Tigres would also sign a star striker for a few weeks; Salvador Cabañas on loan from Chiapas. Unfortunately, the Paraguayan sensation wouldn’t register a goal for the Felinos in four games as they met their demise in the quarterfinals to eventual champions Sao Paulo.
The last time Mexican clubs would make one of these weird loan moves would come in 2007. Club America signed both Felipe Baloy and Luis Ernesto Perez from Monterrey as Las Aguilas, on the back of a now-superstar Cabañas, would make it to the quarterfinals.

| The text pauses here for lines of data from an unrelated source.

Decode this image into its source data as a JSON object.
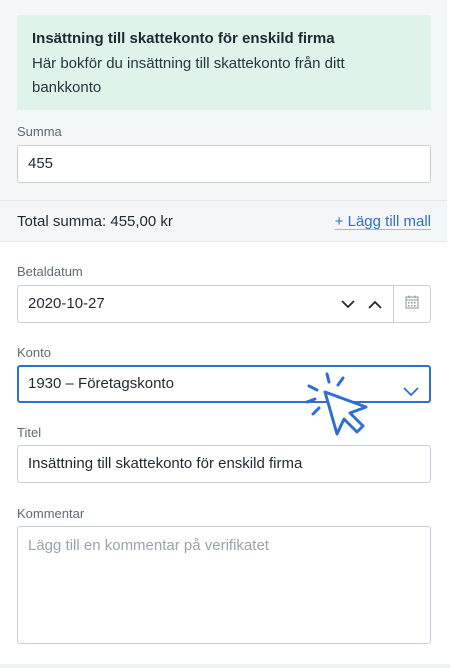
{
  "info": {
    "title": "Insättning till skattekonto för enskild firma",
    "text": "Här bokför du insättning till skattekonto från ditt bankkonto"
  },
  "summa": {
    "label": "Summa",
    "value": "455"
  },
  "total": {
    "text": "Total summa: 455,00 kr",
    "add_template": "+ Lägg till mall"
  },
  "betaldatum": {
    "label": "Betaldatum",
    "value": "2020-10-27"
  },
  "konto": {
    "label": "Konto",
    "value": "1930 – Företagskonto"
  },
  "titel": {
    "label": "Titel",
    "value": "Insättning till skattekonto för enskild firma"
  },
  "kommentar": {
    "label": "Kommentar",
    "placeholder": "Lägg till en kommentar på verifikatet"
  },
  "colors": {
    "accent": "#2e6fd6",
    "info_bg": "#dff3eb",
    "section_bg": "#f4f6f8"
  },
  "icons": [
    "chevron-down-icon",
    "chevron-up-icon",
    "calendar-icon",
    "pointer-cursor-icon"
  ]
}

After that, the practice just kind of stopped, but it remains as one of the more unique things in sports that have come out of Mexico. Imagine if Champions League clubs could sign star players on loan from the remaining of Europe’s elite. Imagine if Tom Brady and LeBron James could put their well-documented recruiting skills to work before their respective playoff runs every year.
The fact that other Liga MX clubs would agree to such short-term loans, with the threat of injuries and the parent club losing important training days for their star players, shows just how much Liga MX was united in their efforts in South America.
They respected the cup, they knew how big it was, and treated it as such. The league—or country—came together to get its name up there in the lore of the Copa Libertadores. Mexican clubs liked being the outsiders, the ones coming to crash the party, they relished in it, and the league as a whole was determined to show its strength to CONMEBOL.
They came close on three occasions—Cruz Azul in 2001, Chivas in 2010 and Tigres in 2015—but no Mexican club could ever achieve what, in footballing terms, is a harder competition to win than the Liga MX or the Concacaf Champions League.
Mexico’s return to the Libertadores is not out of the question. According to Futbol Total, Liga MX as well as MLS clubs have asked Concacaf president Victor Montagliani to look into the possibility of joining the Libertadores in 2021. Conmebol president Alejandro Dominguez has kept the “door open” for Liga MX teams to return, but nothing is definite. Either way, we’ll probably never see this practice again in world football.
It’s hard to see a league come together to help their domestic teams in an international club competition. The money, logistics, team responsibilities, and marketing just wouldn’t let this work today, but at least we can look back.
You can follow Antonio on Twitter @antonio1998__